” If any man confess not that Jesus Christ is come in the flesh…”

The Apostles knew fully well who Jesus was: God in flesh, and they had no problem whatsoever understanding that the name of Jesus name satisfied the equation of one name to fill the commandment of Jesus regarding baptism in the name of the Father and of the Son and of the Holy Ghost (“there is none other name under heaven given among men whereby you must be saved” Acts 4:12). That is why, in all the books of Acts (where all the accounts of baptisms being performed after the birth of the church are recorded), there is no reference to anyone being baptized the way my former denomination baptizes, by repeating the commandment. Look for yourself – it isn’t there.

Now, is this just “Bible trivia”? Or does it matter? The Word will judge us at the last day. Do we dare take for granted that “there must be some other explanation” or that if your preacher says it’s ‘different now’, then you can trust that?

If this stirs you to seek for more truth in God’s word, I encourage you to request a personal Bible study to look at the scriptures more closely, and to ask God to guide you as you seek for Him.

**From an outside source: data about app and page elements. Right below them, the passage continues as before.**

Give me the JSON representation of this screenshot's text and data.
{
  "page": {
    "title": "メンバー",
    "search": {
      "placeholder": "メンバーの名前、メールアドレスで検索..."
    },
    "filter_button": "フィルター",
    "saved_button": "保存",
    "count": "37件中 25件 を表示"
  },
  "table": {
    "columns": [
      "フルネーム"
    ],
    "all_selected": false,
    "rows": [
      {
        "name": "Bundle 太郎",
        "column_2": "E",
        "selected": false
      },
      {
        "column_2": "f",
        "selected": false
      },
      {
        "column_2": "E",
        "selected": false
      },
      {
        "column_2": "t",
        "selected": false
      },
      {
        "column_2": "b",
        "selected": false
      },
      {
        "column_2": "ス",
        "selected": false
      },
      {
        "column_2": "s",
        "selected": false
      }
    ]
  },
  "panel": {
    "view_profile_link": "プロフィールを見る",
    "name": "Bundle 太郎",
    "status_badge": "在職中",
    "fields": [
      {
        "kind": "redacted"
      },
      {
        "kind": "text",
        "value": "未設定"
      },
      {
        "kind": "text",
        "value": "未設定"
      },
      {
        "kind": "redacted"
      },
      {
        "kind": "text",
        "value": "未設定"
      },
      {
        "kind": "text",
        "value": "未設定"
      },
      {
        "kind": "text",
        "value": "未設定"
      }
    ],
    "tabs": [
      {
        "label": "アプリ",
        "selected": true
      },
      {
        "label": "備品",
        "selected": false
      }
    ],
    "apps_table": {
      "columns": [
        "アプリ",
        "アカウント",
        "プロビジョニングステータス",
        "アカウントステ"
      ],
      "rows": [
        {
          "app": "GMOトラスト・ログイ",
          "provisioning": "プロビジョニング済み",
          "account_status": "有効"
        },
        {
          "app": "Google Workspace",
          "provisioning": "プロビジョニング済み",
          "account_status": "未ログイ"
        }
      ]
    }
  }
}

(All scriptures above from the King James Version).

Come visit us at

First Pentecostal Church of the Lord Jesus Christ

Bay Springs, MS

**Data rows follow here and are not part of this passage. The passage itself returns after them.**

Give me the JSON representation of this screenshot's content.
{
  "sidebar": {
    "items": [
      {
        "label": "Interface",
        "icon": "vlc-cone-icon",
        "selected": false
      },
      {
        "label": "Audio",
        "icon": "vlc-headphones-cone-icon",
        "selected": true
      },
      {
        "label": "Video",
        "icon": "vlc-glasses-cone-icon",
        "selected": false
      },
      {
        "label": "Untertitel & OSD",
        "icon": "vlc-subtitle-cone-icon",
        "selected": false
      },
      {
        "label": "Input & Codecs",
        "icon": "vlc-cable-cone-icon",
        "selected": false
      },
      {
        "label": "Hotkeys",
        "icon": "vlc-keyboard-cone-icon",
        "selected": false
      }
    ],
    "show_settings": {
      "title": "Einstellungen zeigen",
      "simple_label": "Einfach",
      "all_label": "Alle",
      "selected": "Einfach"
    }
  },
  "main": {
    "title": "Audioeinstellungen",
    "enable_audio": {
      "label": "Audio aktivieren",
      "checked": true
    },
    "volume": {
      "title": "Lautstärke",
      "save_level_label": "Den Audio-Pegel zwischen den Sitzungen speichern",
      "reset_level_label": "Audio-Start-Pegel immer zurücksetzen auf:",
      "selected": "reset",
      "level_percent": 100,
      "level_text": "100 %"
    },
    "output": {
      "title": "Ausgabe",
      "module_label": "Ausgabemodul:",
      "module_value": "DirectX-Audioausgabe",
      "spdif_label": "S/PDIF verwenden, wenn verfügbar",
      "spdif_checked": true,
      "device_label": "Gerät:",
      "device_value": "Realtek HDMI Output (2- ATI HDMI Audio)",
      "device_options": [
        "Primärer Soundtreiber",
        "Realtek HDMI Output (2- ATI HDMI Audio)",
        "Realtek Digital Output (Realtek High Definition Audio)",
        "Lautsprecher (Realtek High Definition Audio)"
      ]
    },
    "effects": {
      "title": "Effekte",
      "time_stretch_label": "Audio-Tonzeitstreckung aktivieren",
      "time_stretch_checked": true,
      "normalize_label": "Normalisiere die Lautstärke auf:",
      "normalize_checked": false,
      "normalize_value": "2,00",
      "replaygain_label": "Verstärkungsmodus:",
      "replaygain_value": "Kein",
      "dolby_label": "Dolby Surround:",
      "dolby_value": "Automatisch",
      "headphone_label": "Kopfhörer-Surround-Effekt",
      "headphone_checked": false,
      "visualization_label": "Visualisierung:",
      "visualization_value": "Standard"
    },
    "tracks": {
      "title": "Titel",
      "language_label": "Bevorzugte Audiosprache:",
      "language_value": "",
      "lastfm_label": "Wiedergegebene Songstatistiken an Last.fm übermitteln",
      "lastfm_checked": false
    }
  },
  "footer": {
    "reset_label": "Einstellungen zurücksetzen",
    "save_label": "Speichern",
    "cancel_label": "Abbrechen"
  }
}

Church the way it was meant to be…

What’s up with those Pentecostals?

If you’ve ever wondered, “What’s up with Pentecostals?  What is they believe that they’re so fired up about? Is there really a difference in them and the rest of us who are in church every Sunday, besides the way they worship and the way they look?”

Here’s a little overview of what we believe about salvation:

1) Jesus’ teachings and ministry are recorded in the 4 gospels, where he laid the foundation for the church that would not start until after his death, burial, and resurrection, saying “Except a man be born of water and spirit he cannot enter into the kingdom of God,” John 3:5

2) The men Jesus taught and trained to carry out his plans for the church got it right when they obeyed the Great Commission (Matthew 28:18-20, Mark 16:15-18, Luke 24:45-49) by preaching one gospel message: “Repent, and be baptized, every one of you, in the name of Jesus Christ for the remission of  your sins (birth of water) and you shall receive the gift of the Holy Ghost (birth of Spirit).” All the accounts of people being told how to be saved and obeying the gospel are recorded in the book of Acts (2:37-42, 8:14-17,10:44-49,19:1-7, among others).

3). The letters to the churches written after the book of Acts were addressed to people who had already obeyed the gospel, and were not intended to be the place to find out how to get saved (because the people they were written to had already done that), but they support the message preached in Acts, saying, “If any man preach any other gospel unto you…let him be accursed.”(See Galatians 1:6-9)

The church Jesus died to purchase started on the Day of Pentecost, Are you part of a church that is still preaching the gospel message preached that day? 

Don’t settle for a “no-name” gospel (many churches only repeat Jesus words in Matt. 28:19 in baptism, rather than obeying them by using the name of Jesus as the Apostles always did when they baptized).

(There are many other scriptures that could be given, but these were used for the sake of being brief. )